Versaly Games in March joined Wireless Knowledge, a joint venture of Microsoft (MSFT) and Qualcomm (QCOM) , to create next-generation wireless-gaming applications. Also in March, handset manufacturer Motorola (MOT) cut a deal with Sega to develop games for its handsets. In April, Ericsson (ERICY) formed a joint venture with PlayStation2-maker Sony to develop handset-entertainment applications. And Finnish cell-phone giant Nokia recently formed Club Nokia, an online community that allows Nokia handset users to download games and screen savers from the Web onto their mobile phones.
The largest U.S. wireless carriers, Sprint PCS, AT&T Wireless, and Verizon Wireless, offer dozens of games. Hundreds of thousands of U.S. customers already play simple phone-embedded games, such as the Hangman word game or Wireless Pets, an animated program allowing users to select a virtual pet and care for it by shopping for its food and taking it to shows.
The hottest games, though, take full advantage of the multiplayer, interactive environment of the wireless Web. Gladiator, a fighting game in which players challenge each other to head-to-head arena combat and grow stronger with each win, is the most popular game on Sprint's network. The game brought in more than 3.2 million extra minutes of airtime in the first three months after it launched in October, 2000.
Meanwhile, Japanese phone users have been reported to skip out of meetings when they receive a virtual bite in the interactive fishing game Fisupeli, the most popular mobile game in Japan. Targeted at the youth market, Fisupeli is hooking plenty of adults, too.

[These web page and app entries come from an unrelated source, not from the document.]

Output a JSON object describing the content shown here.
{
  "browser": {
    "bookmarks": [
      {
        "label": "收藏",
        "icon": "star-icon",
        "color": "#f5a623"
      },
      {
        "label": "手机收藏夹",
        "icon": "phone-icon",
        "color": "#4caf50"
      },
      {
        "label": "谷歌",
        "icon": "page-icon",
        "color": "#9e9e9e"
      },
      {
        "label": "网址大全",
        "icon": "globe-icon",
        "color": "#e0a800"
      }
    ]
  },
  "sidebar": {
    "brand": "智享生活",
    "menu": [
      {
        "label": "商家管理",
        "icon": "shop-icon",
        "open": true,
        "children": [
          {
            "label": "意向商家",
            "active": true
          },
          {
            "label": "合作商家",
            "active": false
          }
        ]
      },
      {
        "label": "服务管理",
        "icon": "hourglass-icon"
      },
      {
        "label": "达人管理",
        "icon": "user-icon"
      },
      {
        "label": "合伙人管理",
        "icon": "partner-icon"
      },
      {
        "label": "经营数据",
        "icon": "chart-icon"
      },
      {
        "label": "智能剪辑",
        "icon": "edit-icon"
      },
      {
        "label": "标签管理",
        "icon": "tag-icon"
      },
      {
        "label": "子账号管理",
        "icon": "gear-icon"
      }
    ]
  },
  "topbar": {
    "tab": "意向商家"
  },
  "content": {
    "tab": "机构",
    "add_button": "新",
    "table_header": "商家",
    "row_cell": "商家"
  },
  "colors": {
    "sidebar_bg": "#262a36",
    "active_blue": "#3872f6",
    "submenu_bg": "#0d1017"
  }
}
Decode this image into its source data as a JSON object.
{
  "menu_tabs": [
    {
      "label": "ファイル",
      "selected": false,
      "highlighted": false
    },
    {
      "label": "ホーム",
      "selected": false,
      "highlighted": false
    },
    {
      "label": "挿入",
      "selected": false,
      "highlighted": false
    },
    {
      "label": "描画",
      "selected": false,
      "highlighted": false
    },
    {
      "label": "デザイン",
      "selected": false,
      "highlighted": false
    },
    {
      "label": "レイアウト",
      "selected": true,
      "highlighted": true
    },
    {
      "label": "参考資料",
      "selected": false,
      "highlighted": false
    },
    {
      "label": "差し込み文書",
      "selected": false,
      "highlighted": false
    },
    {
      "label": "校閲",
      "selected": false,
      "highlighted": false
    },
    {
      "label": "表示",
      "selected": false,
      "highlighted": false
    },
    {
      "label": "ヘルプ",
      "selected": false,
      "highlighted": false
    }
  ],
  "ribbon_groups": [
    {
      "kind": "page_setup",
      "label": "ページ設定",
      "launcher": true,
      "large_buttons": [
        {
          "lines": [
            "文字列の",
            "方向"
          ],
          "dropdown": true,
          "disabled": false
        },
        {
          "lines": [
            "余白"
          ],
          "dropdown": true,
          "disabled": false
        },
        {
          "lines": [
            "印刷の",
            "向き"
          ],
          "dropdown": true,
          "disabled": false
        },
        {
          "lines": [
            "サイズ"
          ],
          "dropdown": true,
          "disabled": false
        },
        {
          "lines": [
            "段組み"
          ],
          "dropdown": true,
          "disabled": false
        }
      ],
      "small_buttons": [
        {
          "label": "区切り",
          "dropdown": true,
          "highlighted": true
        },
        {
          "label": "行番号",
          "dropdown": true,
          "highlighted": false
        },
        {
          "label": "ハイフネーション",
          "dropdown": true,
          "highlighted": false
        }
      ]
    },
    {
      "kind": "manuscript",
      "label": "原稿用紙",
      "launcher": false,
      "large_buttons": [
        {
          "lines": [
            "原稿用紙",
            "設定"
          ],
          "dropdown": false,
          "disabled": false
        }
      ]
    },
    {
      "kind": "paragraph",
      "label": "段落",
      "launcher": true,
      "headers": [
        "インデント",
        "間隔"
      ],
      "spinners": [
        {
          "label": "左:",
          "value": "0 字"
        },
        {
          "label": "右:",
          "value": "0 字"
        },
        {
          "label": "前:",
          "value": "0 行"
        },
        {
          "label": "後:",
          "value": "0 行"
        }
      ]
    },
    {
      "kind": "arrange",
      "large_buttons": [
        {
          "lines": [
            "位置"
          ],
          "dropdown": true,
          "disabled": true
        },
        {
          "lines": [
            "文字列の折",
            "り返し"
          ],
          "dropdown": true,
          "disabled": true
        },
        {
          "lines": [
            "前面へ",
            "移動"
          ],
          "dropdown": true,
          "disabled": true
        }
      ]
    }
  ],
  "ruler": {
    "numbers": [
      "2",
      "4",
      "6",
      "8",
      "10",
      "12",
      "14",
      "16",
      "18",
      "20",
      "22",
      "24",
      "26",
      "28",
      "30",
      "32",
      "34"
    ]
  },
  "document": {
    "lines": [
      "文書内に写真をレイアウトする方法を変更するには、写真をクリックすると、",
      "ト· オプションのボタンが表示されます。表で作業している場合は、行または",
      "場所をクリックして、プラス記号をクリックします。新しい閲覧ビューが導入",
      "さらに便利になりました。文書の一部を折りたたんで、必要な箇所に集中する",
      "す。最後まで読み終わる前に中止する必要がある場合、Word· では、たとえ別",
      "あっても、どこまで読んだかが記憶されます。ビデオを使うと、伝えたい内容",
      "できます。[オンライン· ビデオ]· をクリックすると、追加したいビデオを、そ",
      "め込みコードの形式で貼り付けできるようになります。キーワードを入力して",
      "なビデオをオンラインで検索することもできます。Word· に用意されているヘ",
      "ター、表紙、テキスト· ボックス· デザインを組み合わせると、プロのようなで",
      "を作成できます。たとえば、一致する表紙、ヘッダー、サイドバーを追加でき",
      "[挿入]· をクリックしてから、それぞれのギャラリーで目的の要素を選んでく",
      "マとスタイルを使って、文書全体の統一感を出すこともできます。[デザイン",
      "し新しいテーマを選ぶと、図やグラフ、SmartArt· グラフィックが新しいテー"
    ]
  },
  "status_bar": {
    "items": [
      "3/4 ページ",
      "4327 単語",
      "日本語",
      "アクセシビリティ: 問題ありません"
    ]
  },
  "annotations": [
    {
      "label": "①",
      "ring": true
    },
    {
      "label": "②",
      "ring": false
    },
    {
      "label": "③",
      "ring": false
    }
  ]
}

Although wireless games hold tremendous promise, the field is already crowded and lacks a tried-and-true business model. Two possibilities include charging users monthly subscription fees and giving winners points that go toward airtime discounts, with carriers profiting on the extra minutes used. "It's very much up in the air as to who is going to make money off of wireless games entertainment," says Knox Bricken, wireless analyst with Yankee Group.
Another problem: Clunky wireless handsets with better color capabilities and larger screens have to be adopted for wireless games. And wireless companies and game developers must wait for the phase-out of the still-prevalent slow networks that allow for only crude games. But as carriers increase their networks' speeds from 9.8 kilobits per second to 50, wireless games should become more attractive and complex as developers take advantage of the extra juice.
Some analysts also contend games won't prove a panacea for all that 3G investment. "It's far-fetched to expect that wireless gaming on the phone will justify the costs of 3G implementation," says Forrester Research analyst Charles Golvin, who admits gaming will nevertheless play a big role. That said, the precedent for a hefty game industry is clear: If the carriers, game makers, and handset manufacturers can find millions of people who think like Bjorn Idren, they might win -- big time.
By Olga Kharif in New York
Edited by Alex Salkever